**Working data:**
+--
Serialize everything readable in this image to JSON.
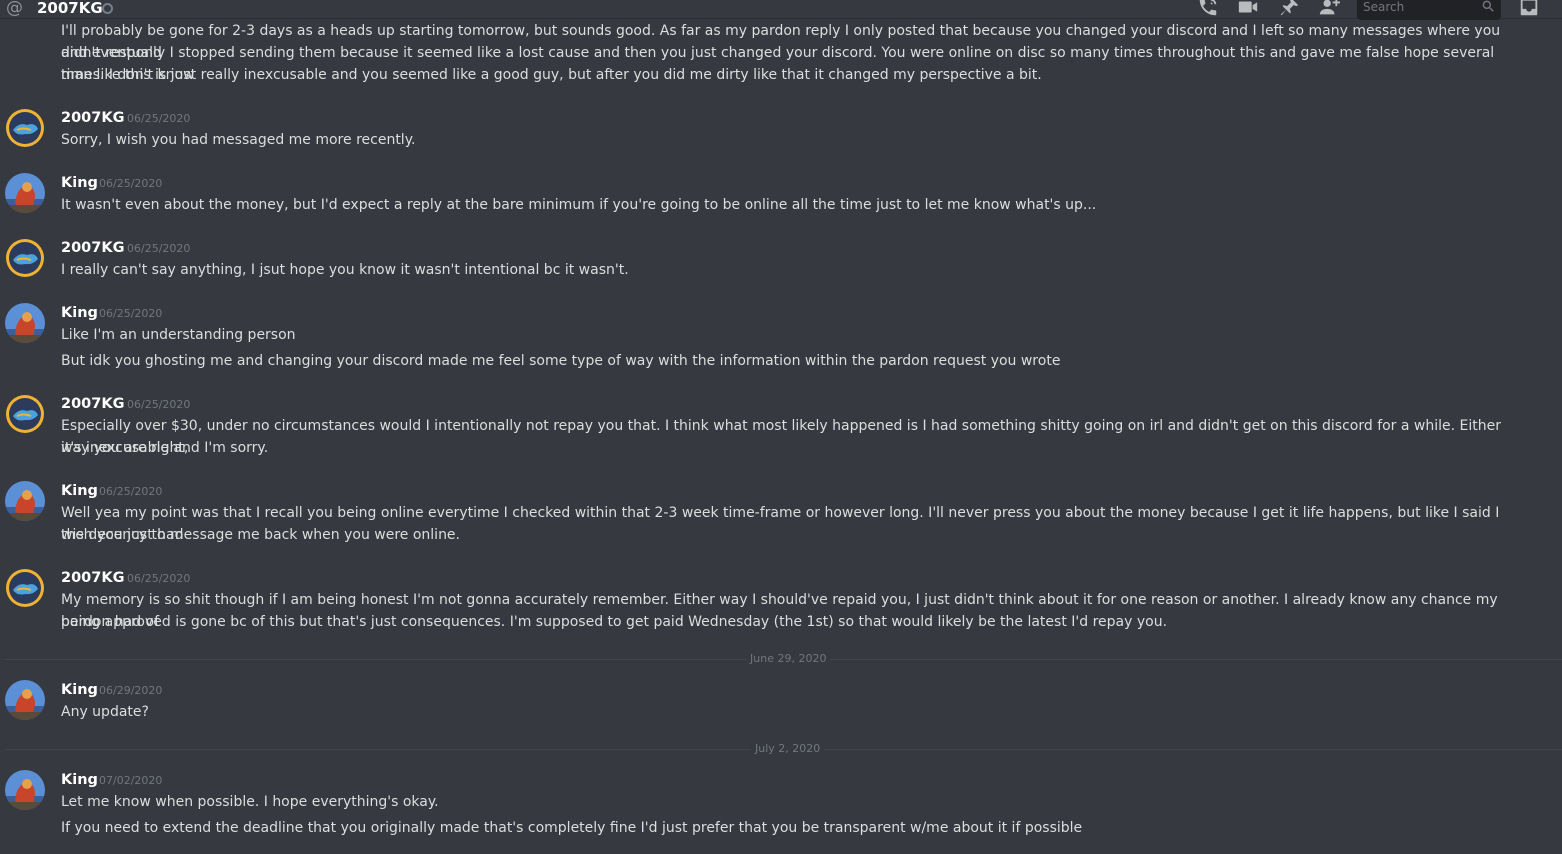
{
  "header": {
    "channel_name": "2007KG",
    "search_placeholder": "Search",
    "icons": [
      "at-icon",
      "status-offline-icon",
      "call-icon",
      "video-icon",
      "pin-icon",
      "add-friend-icon",
      "search-icon",
      "inbox-icon"
    ]
  },
  "messages": [
    {
      "id": "m0",
      "author": "",
      "timestamp": "",
      "lines": [
        "I'll probably be gone for 2-3 days as a heads up starting tomorrow, but sounds good. As far as my pardon reply I only posted that because you changed your discord and I left so many messages where you didn't respond",
        "and eventually I stopped sending them because it seemed like a lost cause and then you just changed your discord. You were online on disc so many times throughout this and gave me false hope several times. I don't know",
        "man like this is just really inexcusable and you seemed like a good guy, but after you did me dirty like that it changed my perspective a bit."
      ]
    },
    {
      "id": "m1",
      "author": "2007KG",
      "timestamp": "06/25/2020",
      "lines": [
        "Sorry, I wish you had messaged me more recently."
      ]
    },
    {
      "id": "m2",
      "author": "King",
      "timestamp": "06/25/2020",
      "lines": [
        "It wasn't even about the money, but I'd expect a reply at the bare minimum if you're going to be online all the time just to let me know what's up..."
      ]
    },
    {
      "id": "m3",
      "author": "2007KG",
      "timestamp": "06/25/2020",
      "lines": [
        "I really can't say anything, I jsut hope you know it wasn't intentional bc it wasn't."
      ]
    },
    {
      "id": "m4",
      "author": "King",
      "timestamp": "06/25/2020",
      "lines": [
        "Like I'm an understanding person",
        "But idk you ghosting me and changing your discord made me feel some type of way with the information within the pardon request you wrote"
      ]
    },
    {
      "id": "m5",
      "author": "2007KG",
      "timestamp": "06/25/2020",
      "lines": [
        "Especially over $30, under no circumstances would I intentionally not repay you that. I think what most likely happened is I had something shitty going on irl and didn't get on this discord for a while. Either way you are right,",
        "it's inexcusable and I'm sorry."
      ]
    },
    {
      "id": "m6",
      "author": "King",
      "timestamp": "06/25/2020",
      "lines": [
        "Well yea my point was that I recall you being online everytime I checked within that 2-3 week time-frame or however long. I'll never press you about the money because I get it life happens, but like I said I wish you just had",
        "the decency to message me back when you were online."
      ]
    },
    {
      "id": "m7",
      "author": "2007KG",
      "timestamp": "06/25/2020",
      "lines": [
        "My memory is so shit though if I am being honest I'm not gonna accurately remember. Either way I should've repaid you, I just didn't think about it for one reason or another. I already know any chance my pardon had of",
        "being approved is gone bc of this but that's just consequences. I'm supposed to get paid Wednesday (the 1st) so that would likely be the latest I'd repay you."
      ]
    },
    {
      "id": "m8",
      "author": "King",
      "timestamp": "06/29/2020",
      "lines": [
        "Any update?"
      ]
    },
    {
      "id": "m9",
      "author": "King",
      "timestamp": "07/02/2020",
      "lines": [
        "Let me know when possible. I hope everything's okay.",
        "If you need to extend the deadline that you originally made that's completely fine I'd just prefer that you be transparent w/me about it if possible"
      ]
    }
  ],
  "dividers": [
    "June 29, 2020",
    "July 2, 2020"
  ],
  "colors": {
    "background": "#36393f",
    "text": "#dcddde",
    "timestamp": "#72767d",
    "author": "#ffffff",
    "kg_avatar_ring": "#f0b232",
    "kg_avatar_bg": "#2c3a5c",
    "king_avatar_sky": "#5b8fd6"
  }
}
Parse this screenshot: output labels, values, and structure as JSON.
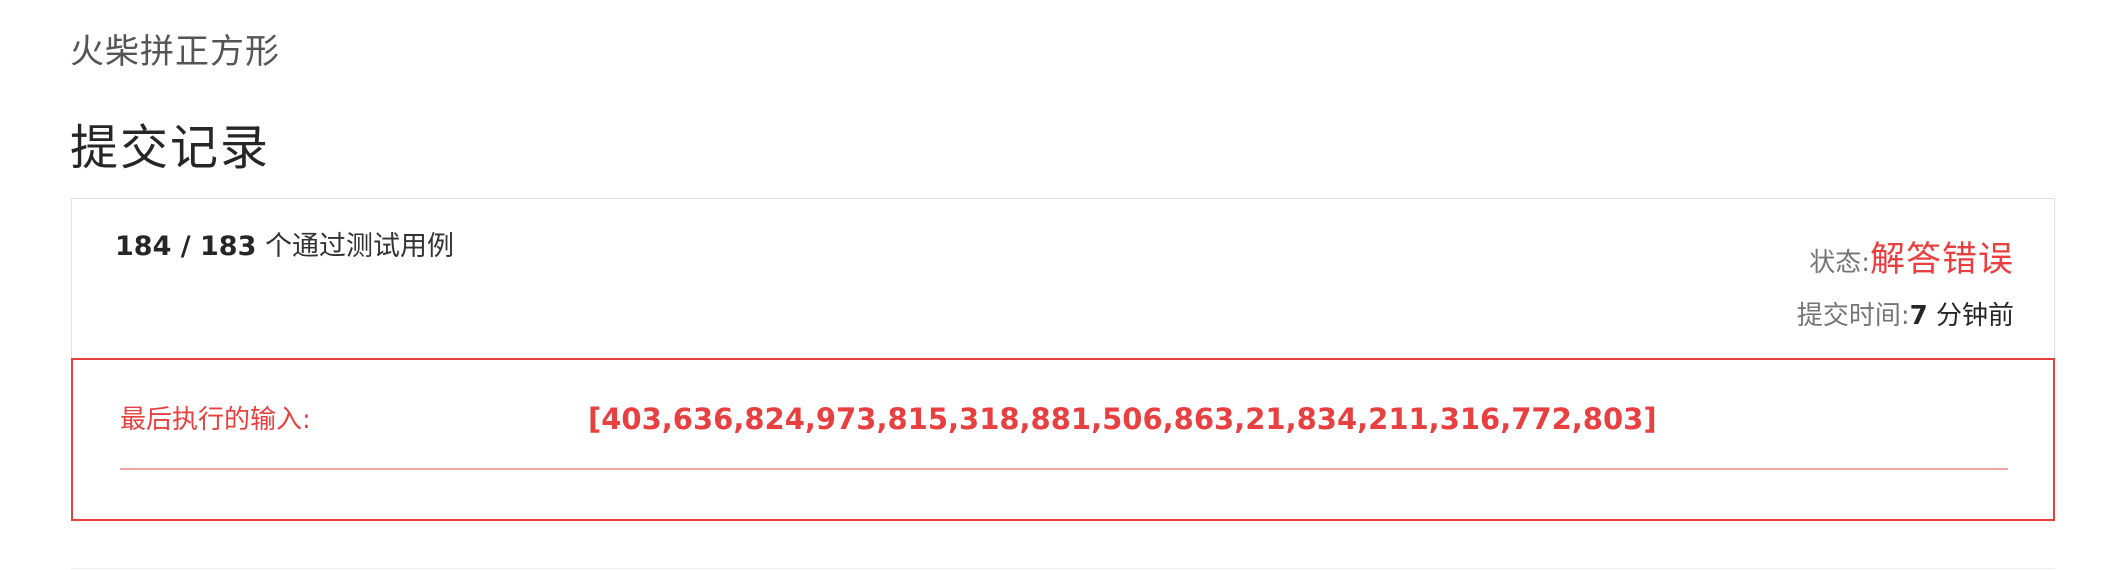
{
  "problem": {
    "title": "火柴拼正方形"
  },
  "page": {
    "section_title": "提交记录"
  },
  "submission": {
    "passed_count": "184 / 183",
    "passed_suffix": "个通过测试用例",
    "status_label": "状态:",
    "status_value": "解答错误",
    "time_label": "提交时间:",
    "time_number": "7",
    "time_unit": "分钟前"
  },
  "last_input": {
    "label": "最后执行的输入:",
    "value": "[403,636,824,973,815,318,881,506,863,21,834,211,316,772,803]"
  },
  "colors": {
    "error": "#e84040",
    "muted": "#757575",
    "text": "#262626",
    "border": "#e0e0e0"
  }
}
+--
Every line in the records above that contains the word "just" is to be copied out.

**Finished exercise:**
        "and eventually I stopped sending them because it seemed like a lost cause and then you just changed your discord. You were online on disc so many times throughout this and gave me false hope several times. I don't know",
        "man like this is just really inexcusable and you seemed like a good guy, but after you did me dirty like that it changed my perspective a bit."
        "It wasn't even about the money, but I'd expect a reply at the bare minimum if you're going to be online all the time just to let me know what's up..."
        "Well yea my point was that I recall you being online everytime I checked within that 2-3 week time-frame or however long. I'll never press you about the money because I get it life happens, but like I said I wish you just had",
        "My memory is so shit though if I am being honest I'm not gonna accurately remember. Either way I should've repaid you, I just didn't think about it for one reason or another. I already know any chance my pardon had of",
        "being approved is gone bc of this but that's just consequences. I'm supposed to get paid Wednesday (the 1st) so that would likely be the latest I'd repay you."
        "If you need to extend the deadline that you originally made that's completely fine I'd just prefer that you be transparent w/me about it if possible"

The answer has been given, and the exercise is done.